STORED DATA: Begin

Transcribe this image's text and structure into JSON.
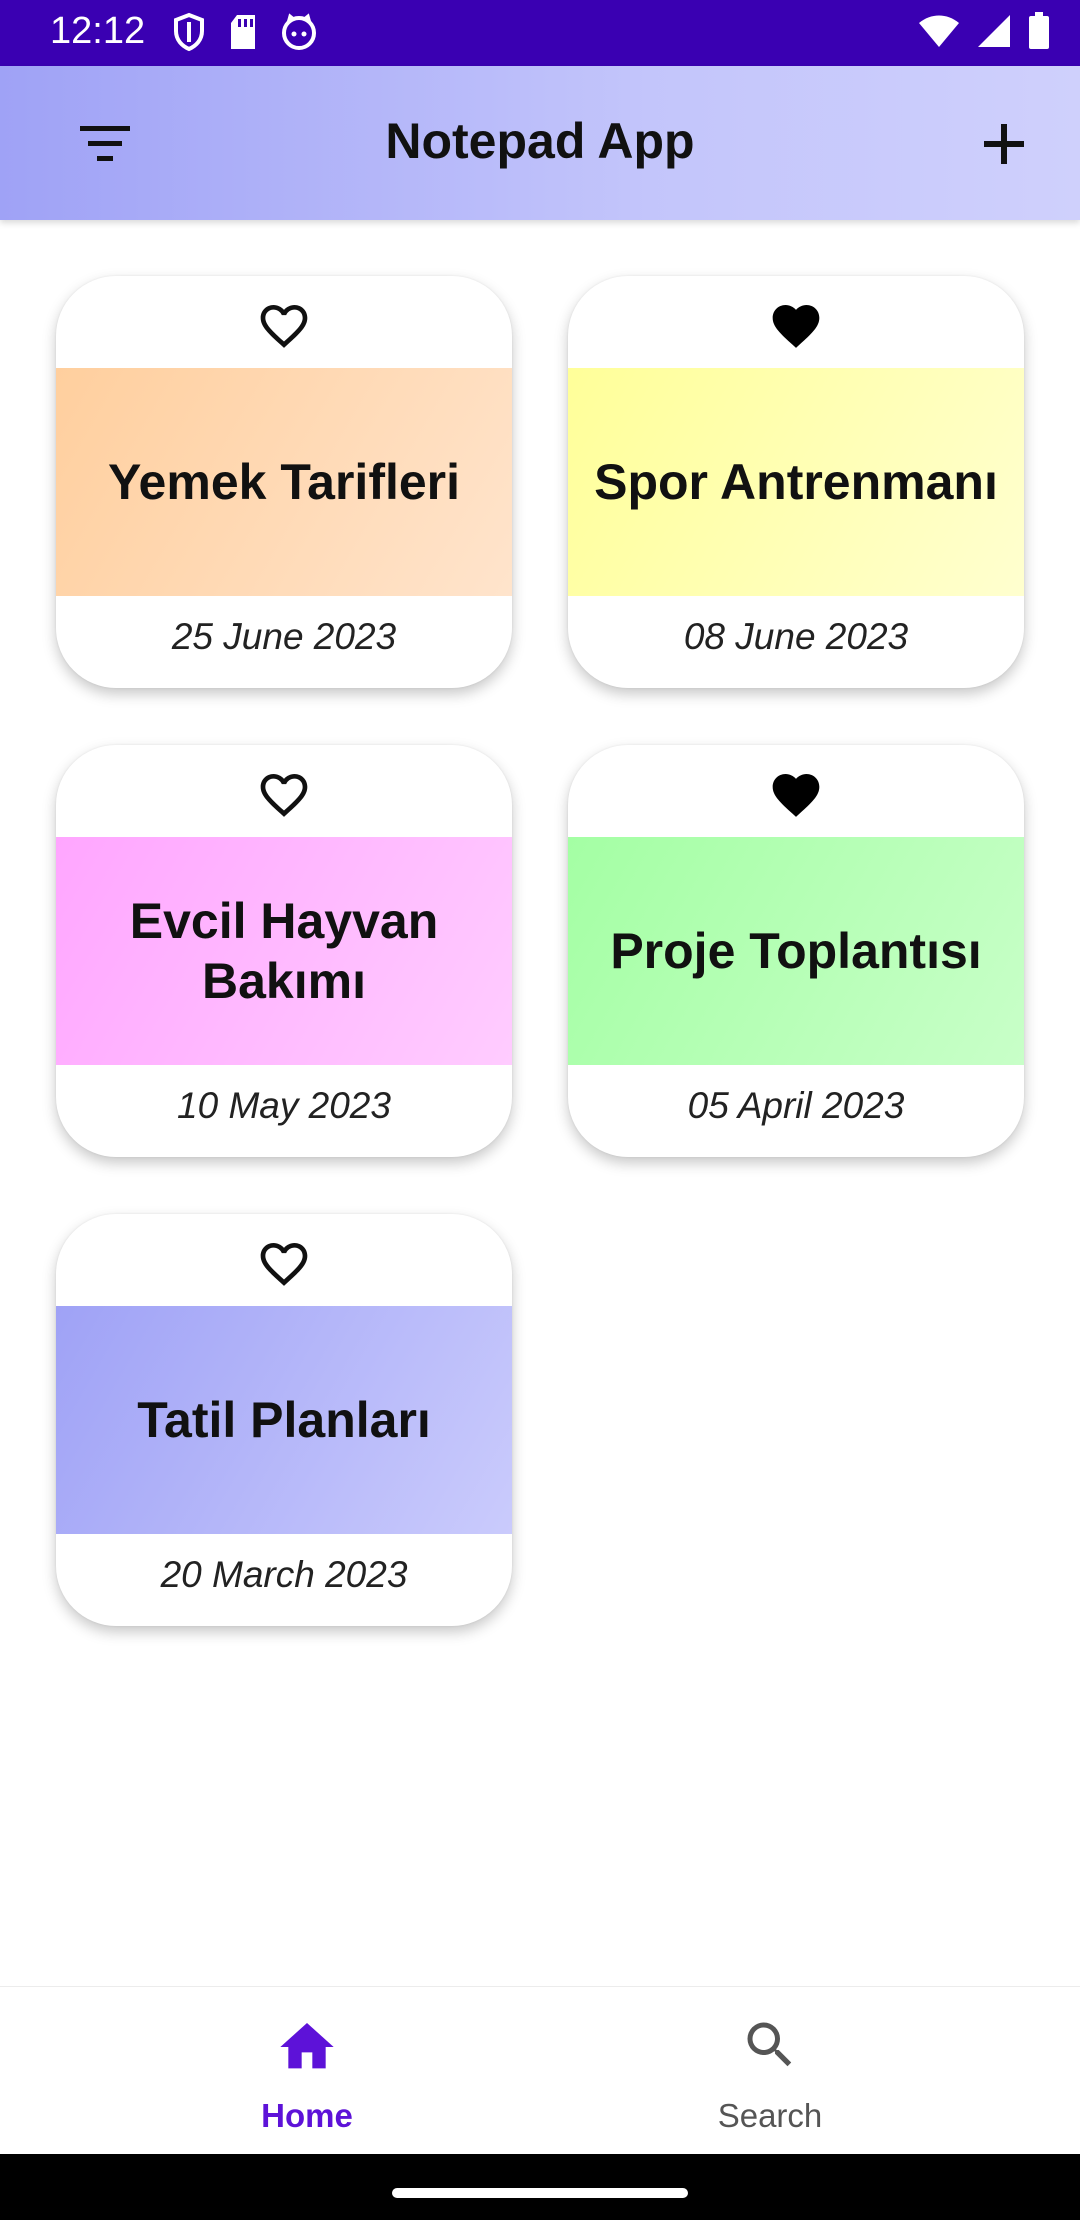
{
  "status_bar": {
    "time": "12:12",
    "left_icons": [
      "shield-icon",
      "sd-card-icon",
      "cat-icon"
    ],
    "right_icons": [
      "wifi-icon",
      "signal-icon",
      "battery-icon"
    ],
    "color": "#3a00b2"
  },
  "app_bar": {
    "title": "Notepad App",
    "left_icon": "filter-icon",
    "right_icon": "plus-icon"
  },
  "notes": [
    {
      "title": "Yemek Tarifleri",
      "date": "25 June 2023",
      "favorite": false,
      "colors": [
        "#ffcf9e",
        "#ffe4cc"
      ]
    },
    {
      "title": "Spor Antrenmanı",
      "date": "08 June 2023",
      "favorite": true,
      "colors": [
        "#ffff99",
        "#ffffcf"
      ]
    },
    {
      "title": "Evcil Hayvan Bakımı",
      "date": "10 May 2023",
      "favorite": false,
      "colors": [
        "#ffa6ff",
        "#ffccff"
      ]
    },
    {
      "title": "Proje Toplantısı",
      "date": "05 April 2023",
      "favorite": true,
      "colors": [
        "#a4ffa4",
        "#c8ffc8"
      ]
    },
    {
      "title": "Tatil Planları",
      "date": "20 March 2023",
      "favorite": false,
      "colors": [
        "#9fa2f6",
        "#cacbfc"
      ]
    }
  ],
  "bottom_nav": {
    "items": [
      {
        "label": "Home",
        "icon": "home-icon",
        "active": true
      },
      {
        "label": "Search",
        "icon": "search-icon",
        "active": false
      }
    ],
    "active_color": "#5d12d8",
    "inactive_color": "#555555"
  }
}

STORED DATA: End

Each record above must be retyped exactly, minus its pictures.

Transcribe this image's text and structure into JSON.
{
  "status_bar": {
    "time": "12:12",
    "left_icons": [
      "shield-icon",
      "sd-card-icon",
      "cat-icon"
    ],
    "right_icons": [
      "wifi-icon",
      "signal-icon",
      "battery-icon"
    ],
    "color": "#3a00b2"
  },
  "app_bar": {
    "title": "Notepad App",
    "left_icon": "filter-icon",
    "right_icon": "plus-icon"
  },
  "notes": [
    {
      "title": "Yemek Tarifleri",
      "date": "25 June 2023",
      "favorite": false,
      "colors": [
        "#ffcf9e",
        "#ffe4cc"
      ]
    },
    {
      "title": "Spor Antrenmanı",
      "date": "08 June 2023",
      "favorite": true,
      "colors": [
        "#ffff99",
        "#ffffcf"
      ]
    },
    {
      "title": "Evcil Hayvan Bakımı",
      "date": "10 May 2023",
      "favorite": false,
      "colors": [
        "#ffa6ff",
        "#ffccff"
      ]
    },
    {
      "title": "Proje Toplantısı",
      "date": "05 April 2023",
      "favorite": true,
      "colors": [
        "#a4ffa4",
        "#c8ffc8"
      ]
    },
    {
      "title": "Tatil Planları",
      "date": "20 March 2023",
      "favorite": false,
      "colors": [
        "#9fa2f6",
        "#cacbfc"
      ]
    }
  ],
  "bottom_nav": {
    "items": [
      {
        "label": "Home",
        "icon": "home-icon",
        "active": true
      },
      {
        "label": "Search",
        "icon": "search-icon",
        "active": false
      }
    ],
    "active_color": "#5d12d8",
    "inactive_color": "#555555"
  }
}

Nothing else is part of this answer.